Cameron Jerome believes sport remains in a dark place and football has failed to tackle racism since players started taking a knee.
The MK Dons striker has stopped kneeling as he feels the message has been lost given the continued racial abuse of players.
Scotland became the latest team to remain standing ahead of their 2-2 draw with Austria last week after the alleged racial abuse suffered by Rangers' Glen Kamara against Slavia Prague.
Marcus Rashford, Anthony Martial, Axel Tuanzebe, Fred, Romaine Sawyers and Jude Bellingham are just a few who have been abused on social media this year and Jerome struggles to see progress being made.
He told the PA news agency: "There's no accountability for social media platforms and until there is you're still stuck in a dark place in terms of racism and discrimination.
"It's become so rife on social media it's hand-in-hand and it's too easy to get at players.
"It was great when we came back after the restart, the message was strong, but the powers in football have not built on it or made any progress. The message (of taking a knee) isn't powerful enough.
"Not enough action has been done by the people in charge.
"The campaigns they do are little and often but they are meaningless until proper action is taken against supporters who abuse players and people on social media – not just racially but discrimination in any form.
"Until something is done, rules put in place by the governing bodies, then in sport – not just football – things won't change."
Thierry Henry came off social media last week until companies clamp down on racist abuse and Jerome feels he cannot speak his mind on the platform.
"Who can blame him?" said the ex-Birmingham and Stoke forward. "We're held accountable for what we say on social media.
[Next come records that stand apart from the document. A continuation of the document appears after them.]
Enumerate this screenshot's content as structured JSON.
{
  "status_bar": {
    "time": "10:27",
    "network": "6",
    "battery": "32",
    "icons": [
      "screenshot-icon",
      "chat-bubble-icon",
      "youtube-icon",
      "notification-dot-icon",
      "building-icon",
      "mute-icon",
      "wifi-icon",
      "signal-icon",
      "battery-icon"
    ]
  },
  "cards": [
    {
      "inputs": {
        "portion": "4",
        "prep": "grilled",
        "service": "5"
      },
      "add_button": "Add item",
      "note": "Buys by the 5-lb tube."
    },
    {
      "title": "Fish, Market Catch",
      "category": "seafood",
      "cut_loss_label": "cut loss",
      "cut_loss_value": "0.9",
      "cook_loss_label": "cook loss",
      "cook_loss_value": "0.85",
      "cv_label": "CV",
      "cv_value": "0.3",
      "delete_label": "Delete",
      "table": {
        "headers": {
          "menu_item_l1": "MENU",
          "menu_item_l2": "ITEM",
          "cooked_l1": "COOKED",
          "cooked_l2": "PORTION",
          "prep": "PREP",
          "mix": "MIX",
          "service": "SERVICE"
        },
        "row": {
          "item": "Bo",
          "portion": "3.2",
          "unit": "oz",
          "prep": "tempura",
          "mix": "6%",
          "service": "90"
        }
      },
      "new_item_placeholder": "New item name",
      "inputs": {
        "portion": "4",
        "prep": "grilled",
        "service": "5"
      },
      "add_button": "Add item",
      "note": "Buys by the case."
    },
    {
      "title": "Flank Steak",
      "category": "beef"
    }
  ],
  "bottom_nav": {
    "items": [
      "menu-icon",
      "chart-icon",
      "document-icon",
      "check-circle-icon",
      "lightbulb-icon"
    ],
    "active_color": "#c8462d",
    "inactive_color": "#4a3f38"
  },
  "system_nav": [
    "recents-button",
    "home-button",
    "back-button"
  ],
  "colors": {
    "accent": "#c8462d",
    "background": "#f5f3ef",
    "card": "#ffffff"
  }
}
If I say something someone thought was controversial the FA would have me in front of them, give me a ban and a heavy fine.
"But everyone else seems to be able to make an anonymous account and say what they want and nothing gets done about it.
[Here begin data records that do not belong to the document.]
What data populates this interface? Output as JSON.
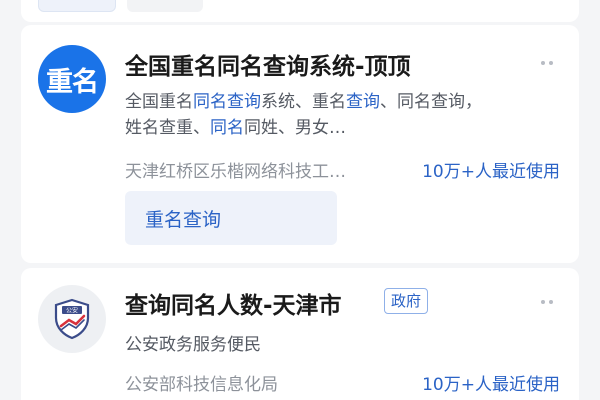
{
  "results": [
    {
      "logo_text": "重名",
      "title": "全国重名同名查询系统-顶顶",
      "description_line1": [
        {
          "text": "全国重名",
          "hl": false
        },
        {
          "text": "同名查询",
          "hl": true
        },
        {
          "text": "系统、重名",
          "hl": false
        },
        {
          "text": "查询",
          "hl": true
        },
        {
          "text": "、同名查询，",
          "hl": false
        }
      ],
      "description_line2": [
        {
          "text": "姓名查重、",
          "hl": false
        },
        {
          "text": "同名",
          "hl": true
        },
        {
          "text": "同姓、男女…",
          "hl": false
        }
      ],
      "source": "天津红桥区乐楷网络科技工…",
      "usage": "10万+人最近使用",
      "action_label": "重名查询"
    },
    {
      "logo_icon": "police-shield-icon",
      "logo_text": "公安",
      "title": "查询同名人数-天津市",
      "badge": "政府",
      "description": "公安政务服务便民",
      "source": "公安部科技信息化局",
      "usage": "10万+人最近使用"
    }
  ],
  "colors": {
    "accent": "#2b63c6",
    "logo_blue": "#1a73e8",
    "background": "#f4f5f7"
  }
}
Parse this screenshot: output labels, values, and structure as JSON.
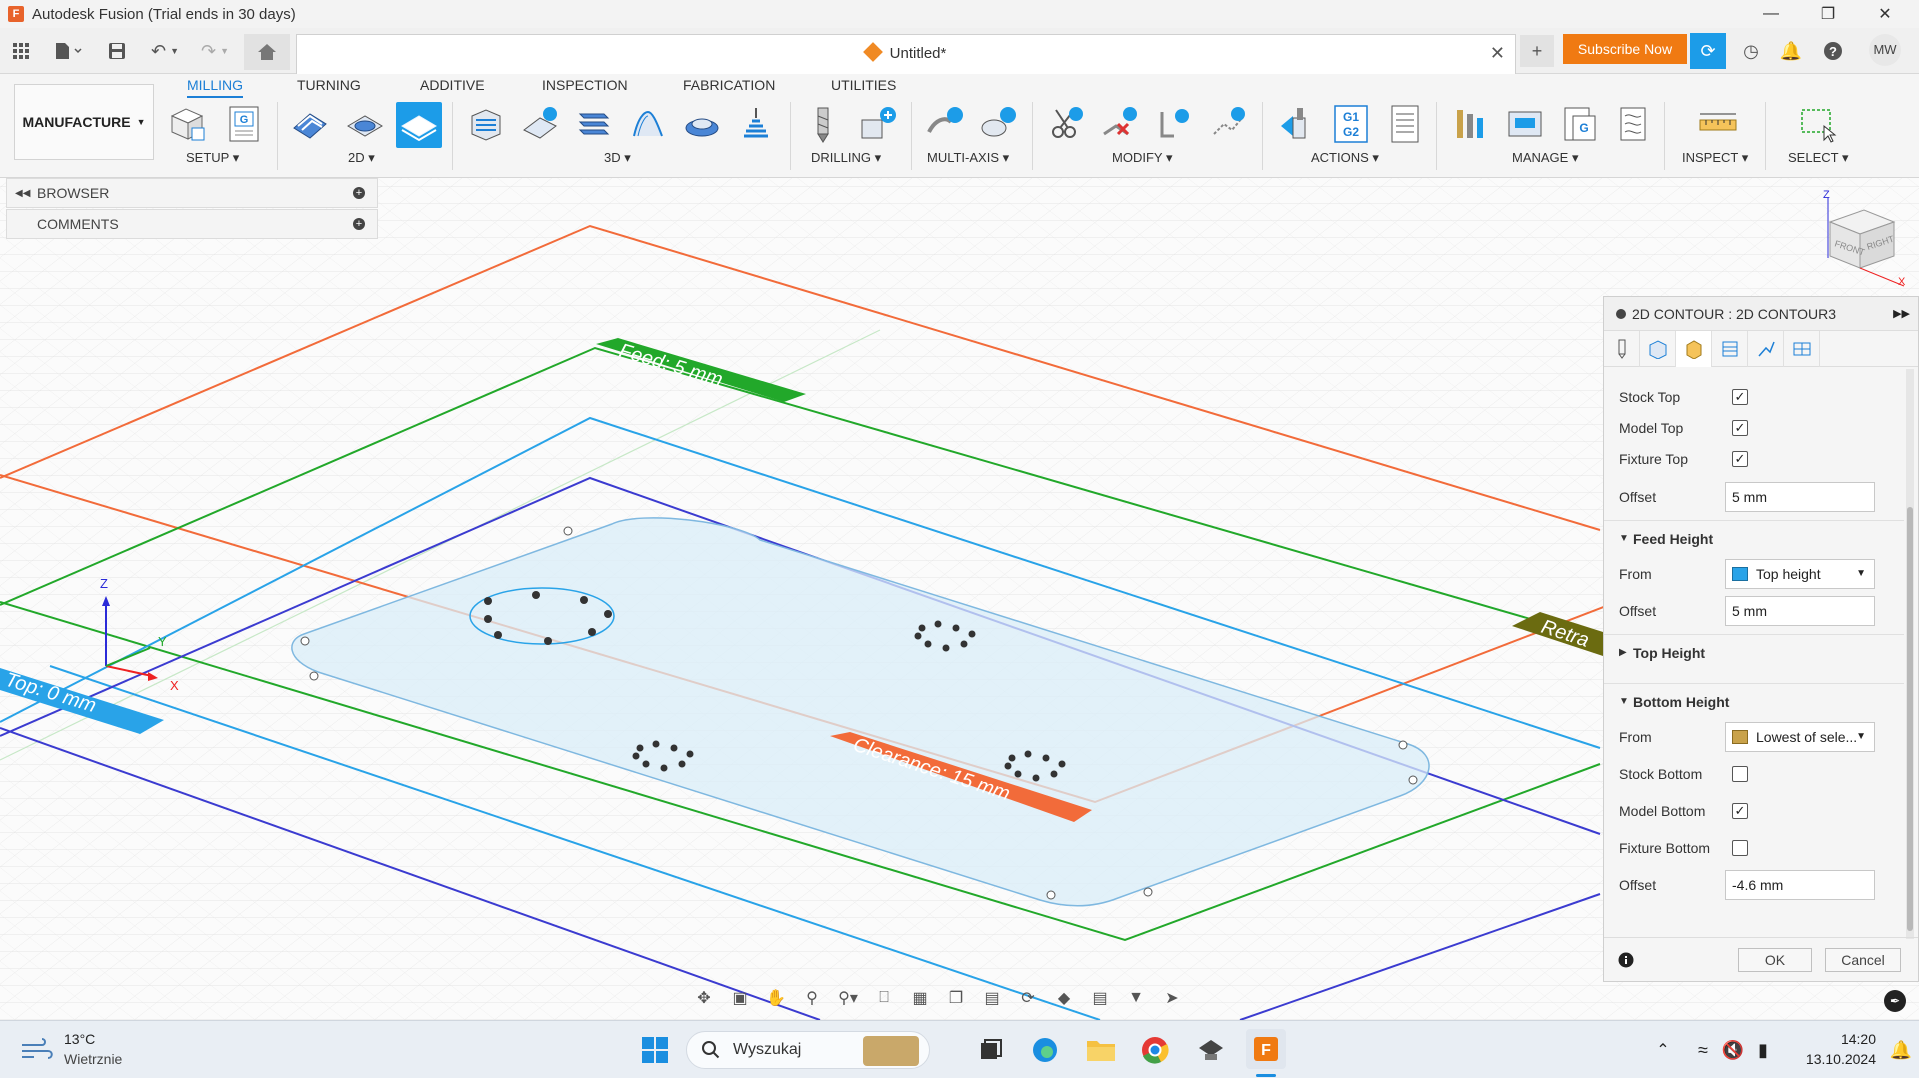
{
  "window": {
    "title": "Autodesk Fusion (Trial ends in 30 days)"
  },
  "document": {
    "title": "Untitled*"
  },
  "header": {
    "subscribe_label": "Subscribe Now",
    "user_initials": "MW"
  },
  "ribbon": {
    "workspace": "MANUFACTURE",
    "tabs": [
      "MILLING",
      "TURNING",
      "ADDITIVE",
      "INSPECTION",
      "FABRICATION",
      "UTILITIES"
    ],
    "active_tab": "MILLING",
    "groups": [
      "SETUP",
      "2D",
      "3D",
      "DRILLING",
      "MULTI-AXIS",
      "MODIFY",
      "ACTIONS",
      "MANAGE",
      "INSPECT",
      "SELECT"
    ]
  },
  "browser": {
    "items": [
      "BROWSER",
      "COMMENTS"
    ]
  },
  "viewport": {
    "labels": {
      "feed": "Feed: 5 mm",
      "top": "Top: 0 mm",
      "clearance": "Clearance: 15 mm",
      "retract": "Retra"
    },
    "viewcube": {
      "front": "FRONT",
      "right": "RIGHT",
      "axis_z": "Z",
      "axis_x": "X"
    },
    "triad": {
      "x": "X",
      "y": "Y",
      "z": "Z"
    }
  },
  "dialog": {
    "title": "2D CONTOUR : 2D CONTOUR3",
    "rows": [
      {
        "label": "Stock Top",
        "checked": true
      },
      {
        "label": "Model Top",
        "checked": true
      },
      {
        "label": "Fixture Top",
        "checked": true
      }
    ],
    "top_offset": {
      "label": "Offset",
      "value": "5 mm"
    },
    "feed_height": {
      "title": "Feed Height",
      "from_label": "From",
      "from_value": "Top height",
      "offset_label": "Offset",
      "offset_value": "5 mm"
    },
    "top_height": {
      "title": "Top Height"
    },
    "bottom_height": {
      "title": "Bottom Height",
      "from_label": "From",
      "from_value": "Lowest of sele...",
      "rows": [
        {
          "label": "Stock Bottom",
          "checked": false
        },
        {
          "label": "Model Bottom",
          "checked": true
        },
        {
          "label": "Fixture Bottom",
          "checked": false
        }
      ],
      "offset_label": "Offset",
      "offset_value": "-4.6 mm"
    },
    "ok_label": "OK",
    "cancel_label": "Cancel"
  },
  "taskbar": {
    "weather_temp": "13°C",
    "weather_desc": "Wietrznie",
    "search_placeholder": "Wyszukaj",
    "time": "14:20",
    "date": "13.10.2024"
  },
  "colors": {
    "accent": "#1c7fd6",
    "subscribe": "#f07a12",
    "feed_plane": "#22a82a",
    "top_plane": "#29a3e8",
    "clearance_plane": "#f26b3a",
    "bottom_plane": "#3b3bd0"
  }
}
"Twitter, Facebook, Instagram – the people who govern these things – don't seem to care. It's the access people have to others. Fifty years ago they would have to say it to your face, they wouldn't do it now."
Like many, Jerome has his own stories. In 2014-15 when playing for Norwich, a charge of racial abuse against Leeds defender Giuseppe Bellusci was found "not proven" by an Independent Regulatory Commission – though the same commission commended Jerome as a "truthful witness who honestly believed that he had been racially abused".
But he is heartened ex-Brighton striker Maheta Molango will become the Professional Footballers' Association's new chief executive, giving hope to other former players from different backgrounds.
He added: "To have a BAME candidate in a position of power is encouraging. It shows there might be light at the end of the tunnel. Will it reflect in managerial and coaching positions? On boards?
"Hopefully it can encourage other BAME ex-professional players to think they can go and get other top positions, that there is hope and they can apply for these jobs."
Facebook and Instagram have recently announced tougher measures to avoid abuse via direct messages and vowed to continue to combat it.
A company spokesman said: "We don't want discriminatory abuse on Instagram or Facebook. We share the goal of tackling it and want to hold people who share it accountable.
"Between October and December last year we took action on 6.6 million pieces of hate speech content on Instagram, 95% of which we found before anyone reported it to us."
Twitter has been approached for comment.
On the pitch, Jerome is at ease. He has 15 goals this season having linked up with former Norwich team-mate Russell Martin, now his boss at Stadium MK, and Dons still have a chance of reaching the Sky Bet League One play-offs.
The move came after his return from two years in Turkey with Goztepe and, while Jerome had plenty of options abroad, those at home were slim and he wanted to stay in the UK with his family amid the coronavirus pandemic.
"I came back in the summer and it was difficult, it was the first time in my career I was at a crossroads," said the 34-year-old. "I'd always been in demand but as I came back from there I was forgotten about.
"Covid made it difficult for people to want to take you. They'd debate 'is he too old, what's his motivation, has his lost his desire?' That gets thrown at experienced players.
"Football has changed, it has gone more analytical. Players are bigger commodities at a younger age, it's become more of a business.
"Being an older player you are looking at yourself thinking 'I've had a good career, 600 games, 150 goals, played at the top level and got however many promotions'.
"But people would say 'well, I've not seen him for a couple of years'. You are always fighting those stereotypes against older players."
There was no such issue in January when Cardiff – where he played between 2004 and 2006 – offered him a surprise return to Wales.
A bid of £100,000 plus add-ons was rejected on deadline day and, while the lure of a club he scored 27 goals in 79 games for was strong, Jerome remains philosophical.
He said: "It would have been nice to go back to where I made my name but I know these things can be complex and it came too late for MK to get a replacement.
"I've always been content with where I've got to, I played for good teams and commanded reasonable transfer fees. I've tried everything – the only thing left is to go in goal.
"I didn't come through an academy system, I've shown resilience and mental strength. There's nothing left for me to achieve, it's about playing with a smile on my face."